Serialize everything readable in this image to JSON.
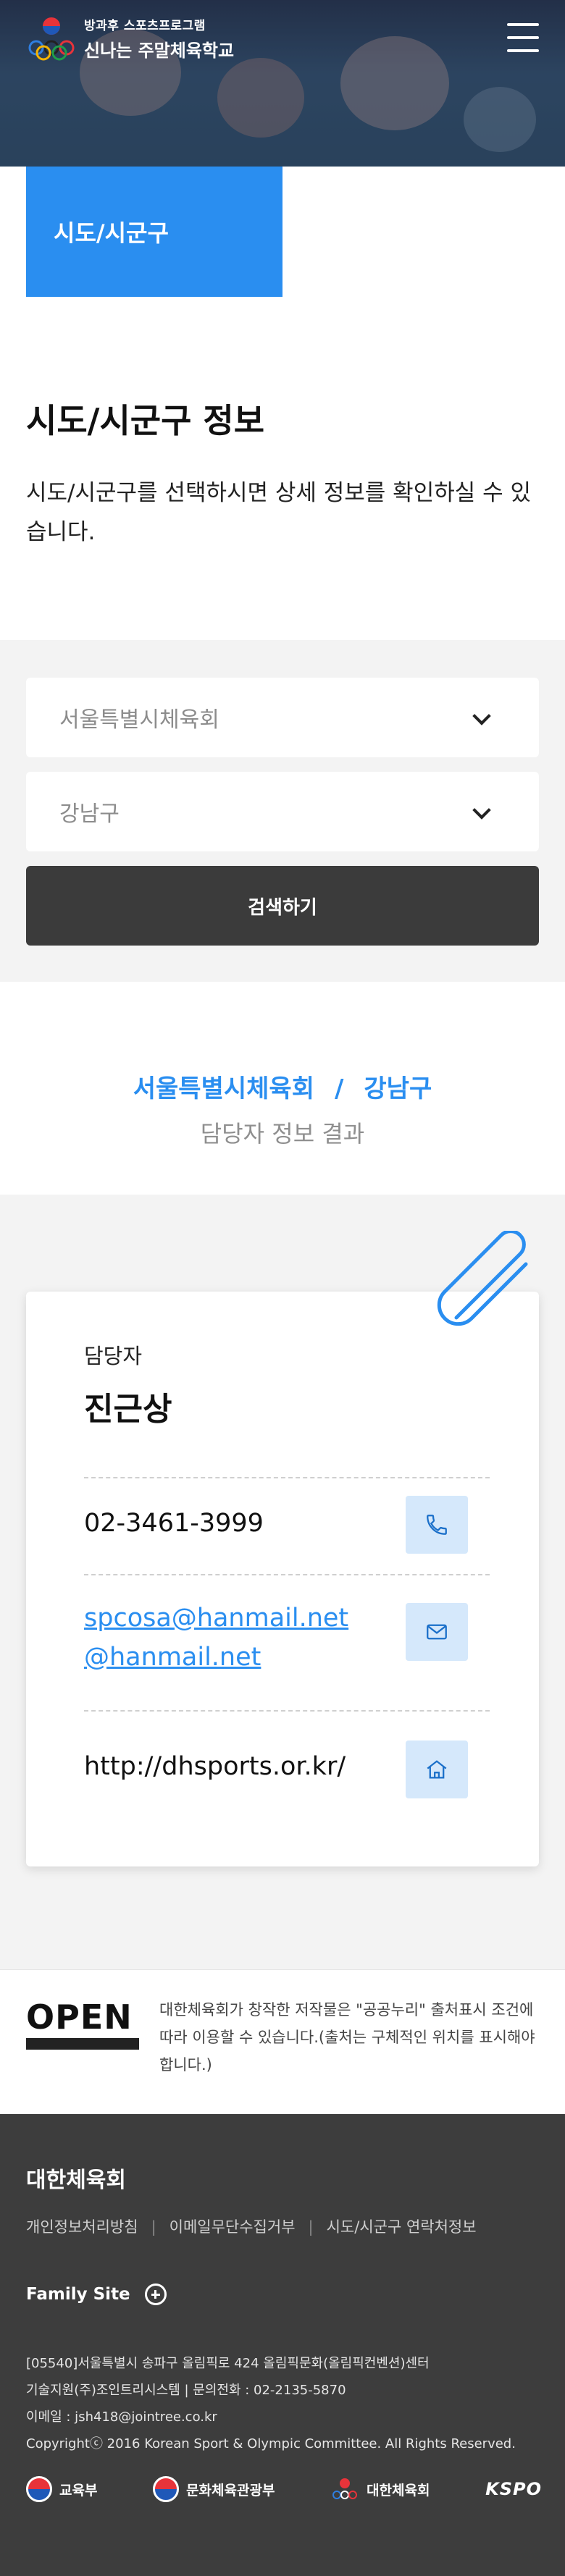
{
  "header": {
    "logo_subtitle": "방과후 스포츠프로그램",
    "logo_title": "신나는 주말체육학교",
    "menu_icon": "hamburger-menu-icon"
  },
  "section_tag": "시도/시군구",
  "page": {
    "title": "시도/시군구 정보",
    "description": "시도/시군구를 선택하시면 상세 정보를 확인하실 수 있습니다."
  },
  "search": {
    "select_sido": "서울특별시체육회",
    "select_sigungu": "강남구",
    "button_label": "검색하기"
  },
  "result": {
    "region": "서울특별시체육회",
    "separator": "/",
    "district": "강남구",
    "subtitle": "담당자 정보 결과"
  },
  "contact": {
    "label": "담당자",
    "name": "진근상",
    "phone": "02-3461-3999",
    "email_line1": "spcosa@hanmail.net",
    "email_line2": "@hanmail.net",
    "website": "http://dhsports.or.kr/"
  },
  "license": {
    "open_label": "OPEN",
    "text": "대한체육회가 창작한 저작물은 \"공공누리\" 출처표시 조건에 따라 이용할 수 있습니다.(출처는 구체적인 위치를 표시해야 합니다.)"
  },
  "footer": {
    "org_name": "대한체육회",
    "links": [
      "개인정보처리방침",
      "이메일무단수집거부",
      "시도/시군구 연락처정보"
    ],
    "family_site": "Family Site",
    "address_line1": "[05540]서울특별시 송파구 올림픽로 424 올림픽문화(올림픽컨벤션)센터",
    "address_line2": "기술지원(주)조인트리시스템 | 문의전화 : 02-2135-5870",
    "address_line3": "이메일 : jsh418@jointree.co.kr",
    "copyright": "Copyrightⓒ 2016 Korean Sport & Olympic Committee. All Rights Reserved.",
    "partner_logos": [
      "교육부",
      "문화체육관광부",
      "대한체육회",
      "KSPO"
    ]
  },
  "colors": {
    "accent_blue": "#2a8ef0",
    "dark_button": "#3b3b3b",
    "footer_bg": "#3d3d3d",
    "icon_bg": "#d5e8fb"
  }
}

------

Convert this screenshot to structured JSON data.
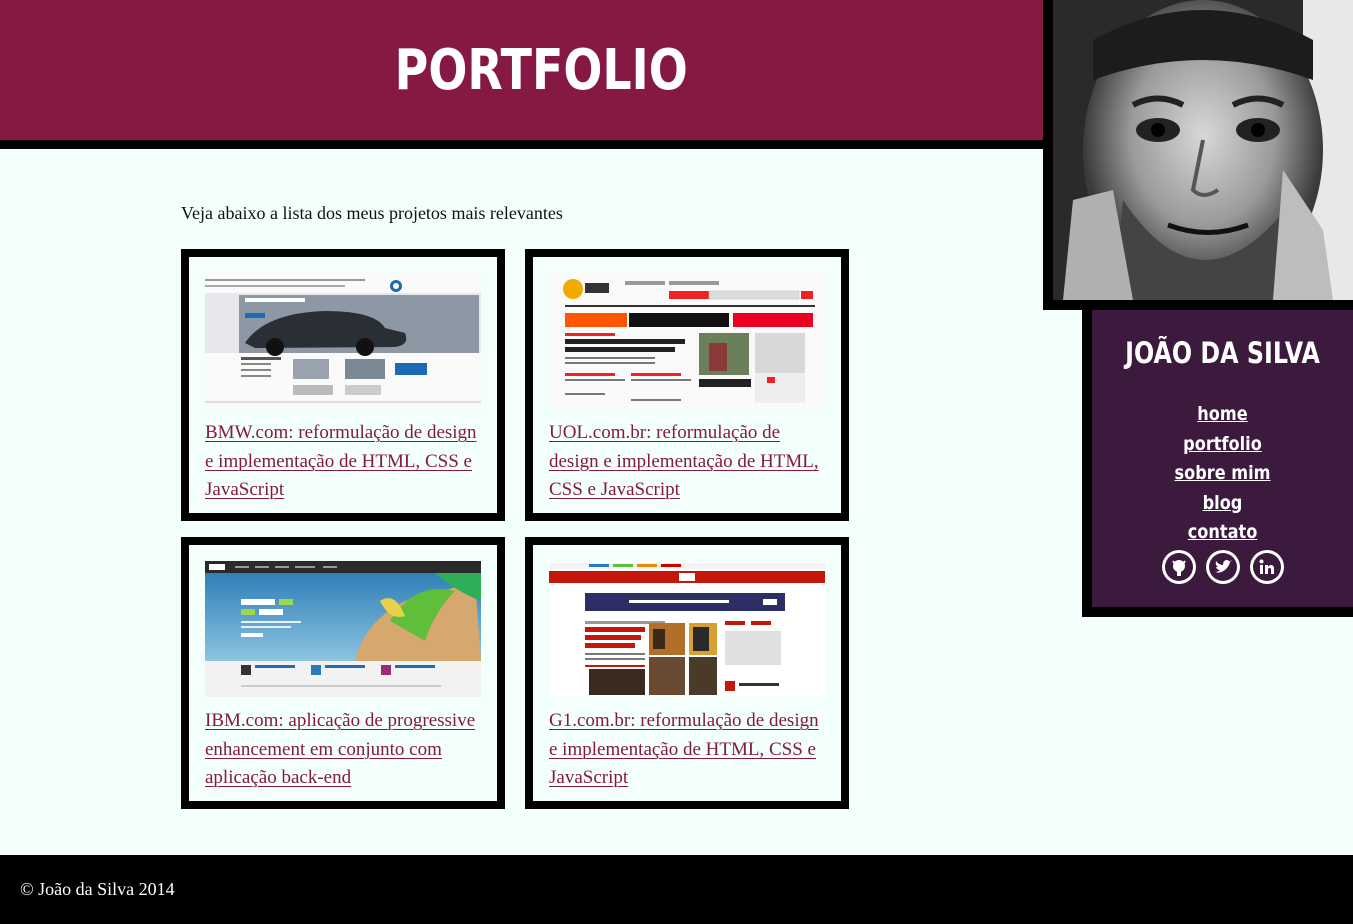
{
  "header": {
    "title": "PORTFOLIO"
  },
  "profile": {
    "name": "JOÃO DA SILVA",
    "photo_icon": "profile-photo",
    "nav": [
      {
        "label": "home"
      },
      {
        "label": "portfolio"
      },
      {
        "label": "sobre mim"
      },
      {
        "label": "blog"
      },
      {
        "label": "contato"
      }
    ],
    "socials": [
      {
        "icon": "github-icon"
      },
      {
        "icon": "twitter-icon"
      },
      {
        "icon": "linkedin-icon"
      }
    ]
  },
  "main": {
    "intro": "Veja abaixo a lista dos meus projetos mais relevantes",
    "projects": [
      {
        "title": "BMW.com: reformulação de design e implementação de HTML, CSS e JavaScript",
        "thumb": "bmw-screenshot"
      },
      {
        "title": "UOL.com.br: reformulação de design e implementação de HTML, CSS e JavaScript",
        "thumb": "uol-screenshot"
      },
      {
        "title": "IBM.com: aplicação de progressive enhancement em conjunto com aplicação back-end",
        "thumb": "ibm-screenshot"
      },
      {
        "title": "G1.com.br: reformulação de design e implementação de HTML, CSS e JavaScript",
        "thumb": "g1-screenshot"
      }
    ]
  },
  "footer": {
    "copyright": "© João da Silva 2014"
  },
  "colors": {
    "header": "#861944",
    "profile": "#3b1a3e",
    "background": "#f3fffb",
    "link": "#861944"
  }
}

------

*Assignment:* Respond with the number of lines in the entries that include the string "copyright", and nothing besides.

*Answer to the problem:* 2